80 for Brady12A
With the undoubted popularity of sport around the world, it’s no surprise that many of them have featured in film over the years, with the likes of baseball (Field of Dreams), athletics (Chariots of Fire), and of course boxing (Rocky), to name just a few, all being represented on the big screen.
And although its popularity has remained firmly on home soil, it’s almost ironic that films about American Football have travelled better than the sport itself, that have included the likes of Friday Night Lights, The Blind Side and Remember the Titans.
It’s no surprise then that the sporting institution appears in yet another film, but this time, it goes head to head against some film institutions in the form of Jane Fonda, Lily Tomlin, Sally Field and Rita Moreno. But can these two institutions play ball together?
2017 and four mature friends Lou (Tomlin), Trish (Fonda), Betty (Field), and Maura (Moreno) are enjoying watching a game of football on TV, featuring their team the New England Patriots, and their favourite player Tom Brady.
When the Patriots win, Lou suggests that they all go to the Super Bowl and watch the team live, but as they quickly realise, it would work out to be too expensive. But when they see a TV sportscast offering four free tickets, it feels like a dream come true. All they have to do is win them.

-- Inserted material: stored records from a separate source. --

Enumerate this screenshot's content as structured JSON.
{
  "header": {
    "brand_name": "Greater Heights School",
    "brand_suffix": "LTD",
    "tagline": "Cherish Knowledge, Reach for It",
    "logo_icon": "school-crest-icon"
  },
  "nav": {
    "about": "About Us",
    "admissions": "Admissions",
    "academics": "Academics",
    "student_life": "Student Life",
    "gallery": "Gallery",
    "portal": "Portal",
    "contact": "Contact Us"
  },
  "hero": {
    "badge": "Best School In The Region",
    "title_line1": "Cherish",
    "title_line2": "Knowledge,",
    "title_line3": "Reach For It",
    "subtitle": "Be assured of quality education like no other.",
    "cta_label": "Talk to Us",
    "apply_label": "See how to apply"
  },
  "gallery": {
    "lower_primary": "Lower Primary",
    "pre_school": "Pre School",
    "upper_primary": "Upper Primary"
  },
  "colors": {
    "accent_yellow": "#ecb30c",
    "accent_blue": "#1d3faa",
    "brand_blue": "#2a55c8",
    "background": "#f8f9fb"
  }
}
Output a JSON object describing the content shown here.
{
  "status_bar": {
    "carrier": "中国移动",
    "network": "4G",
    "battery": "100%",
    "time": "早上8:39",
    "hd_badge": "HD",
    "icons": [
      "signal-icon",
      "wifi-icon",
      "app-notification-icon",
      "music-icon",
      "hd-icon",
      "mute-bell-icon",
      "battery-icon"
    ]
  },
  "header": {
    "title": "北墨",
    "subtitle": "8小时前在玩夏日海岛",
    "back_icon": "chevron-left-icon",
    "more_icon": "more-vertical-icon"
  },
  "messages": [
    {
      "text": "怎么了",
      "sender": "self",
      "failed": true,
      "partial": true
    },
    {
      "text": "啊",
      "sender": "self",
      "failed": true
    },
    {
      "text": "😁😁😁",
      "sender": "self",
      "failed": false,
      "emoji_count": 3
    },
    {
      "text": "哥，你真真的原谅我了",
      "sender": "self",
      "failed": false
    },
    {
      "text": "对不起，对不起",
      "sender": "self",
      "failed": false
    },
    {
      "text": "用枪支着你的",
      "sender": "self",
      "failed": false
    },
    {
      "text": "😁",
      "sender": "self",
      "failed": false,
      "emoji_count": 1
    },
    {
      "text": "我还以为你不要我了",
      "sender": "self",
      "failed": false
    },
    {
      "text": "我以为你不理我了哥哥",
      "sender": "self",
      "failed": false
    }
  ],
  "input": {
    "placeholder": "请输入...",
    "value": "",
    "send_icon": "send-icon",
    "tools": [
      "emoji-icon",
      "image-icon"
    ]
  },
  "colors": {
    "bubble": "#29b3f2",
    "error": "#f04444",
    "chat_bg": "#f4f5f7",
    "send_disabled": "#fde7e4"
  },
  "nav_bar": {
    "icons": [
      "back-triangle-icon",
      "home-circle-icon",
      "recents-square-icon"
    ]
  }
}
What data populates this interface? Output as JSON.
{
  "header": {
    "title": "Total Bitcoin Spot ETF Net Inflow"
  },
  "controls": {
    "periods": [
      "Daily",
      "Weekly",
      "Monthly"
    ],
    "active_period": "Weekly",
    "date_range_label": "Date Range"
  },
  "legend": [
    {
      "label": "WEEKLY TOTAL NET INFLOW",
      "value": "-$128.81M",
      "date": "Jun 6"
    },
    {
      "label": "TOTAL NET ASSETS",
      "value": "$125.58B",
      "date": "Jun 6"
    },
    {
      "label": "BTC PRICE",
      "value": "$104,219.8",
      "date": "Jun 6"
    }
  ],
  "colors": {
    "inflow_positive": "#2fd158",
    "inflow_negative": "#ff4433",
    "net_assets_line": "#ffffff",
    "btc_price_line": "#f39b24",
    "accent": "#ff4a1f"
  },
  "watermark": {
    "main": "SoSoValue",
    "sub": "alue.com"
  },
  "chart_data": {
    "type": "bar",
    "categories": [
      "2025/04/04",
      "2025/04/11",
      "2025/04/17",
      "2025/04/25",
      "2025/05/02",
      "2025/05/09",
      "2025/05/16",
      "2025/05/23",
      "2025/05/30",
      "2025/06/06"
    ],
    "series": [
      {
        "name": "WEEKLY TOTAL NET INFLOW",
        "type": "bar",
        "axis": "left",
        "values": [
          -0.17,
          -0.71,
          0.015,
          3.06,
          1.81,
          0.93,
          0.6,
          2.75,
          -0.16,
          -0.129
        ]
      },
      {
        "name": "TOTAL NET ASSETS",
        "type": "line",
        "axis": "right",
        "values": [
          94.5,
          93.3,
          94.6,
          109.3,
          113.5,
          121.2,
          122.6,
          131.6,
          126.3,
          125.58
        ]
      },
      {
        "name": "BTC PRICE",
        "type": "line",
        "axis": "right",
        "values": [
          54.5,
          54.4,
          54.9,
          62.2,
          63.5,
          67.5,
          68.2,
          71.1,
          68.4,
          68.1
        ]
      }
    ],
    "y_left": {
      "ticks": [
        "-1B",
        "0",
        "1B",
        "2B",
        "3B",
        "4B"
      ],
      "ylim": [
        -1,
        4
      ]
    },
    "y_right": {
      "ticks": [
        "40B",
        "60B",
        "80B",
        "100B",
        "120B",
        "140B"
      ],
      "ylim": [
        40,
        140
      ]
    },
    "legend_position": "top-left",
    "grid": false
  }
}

If they manage that, they intend to really enjoy themselves, and who knows, even get to meet their hero Brady (Brady) in the flesh.
Now any film that features four strong roles for women in their mid seventies to eighties is going to have a niche audience. So when you throw in the secondary storyline of US football, something niche, just got way niche-r.
And even though it’s loosely based on a true story, its execution is downright lousy. The writing overall is of such a poor quality, that it feels like writers Sarah Haskins and Emily Halpern, didn’t just phone it in, but texted it in, and mostly using emojis. Certainly the cast don’t deserve it, with their impressive careers behind them all, with this effort making the most standard Hallmark film of the week look like an Oscar Best Picture winner in comparison.
To make matters worse, it feels heavily endorsed by the NFL itself, with the whole film coming across as if it’s a shameful feature length corporate video.
The result is a cinematic fumble of epic proportions, featuring a number of scenes with genuine icons of the big screen being nothing short of embarrassing.
Even if you happen to be the only person in the world who just so happens to be a fan of all the leading ladies and US football, there’s little chance this dud will entertain you in any shape or form.
Considering the talent involved, and a possible heart-warming tale based on a real event, this mess of a project most definitely dropped the ball on this one.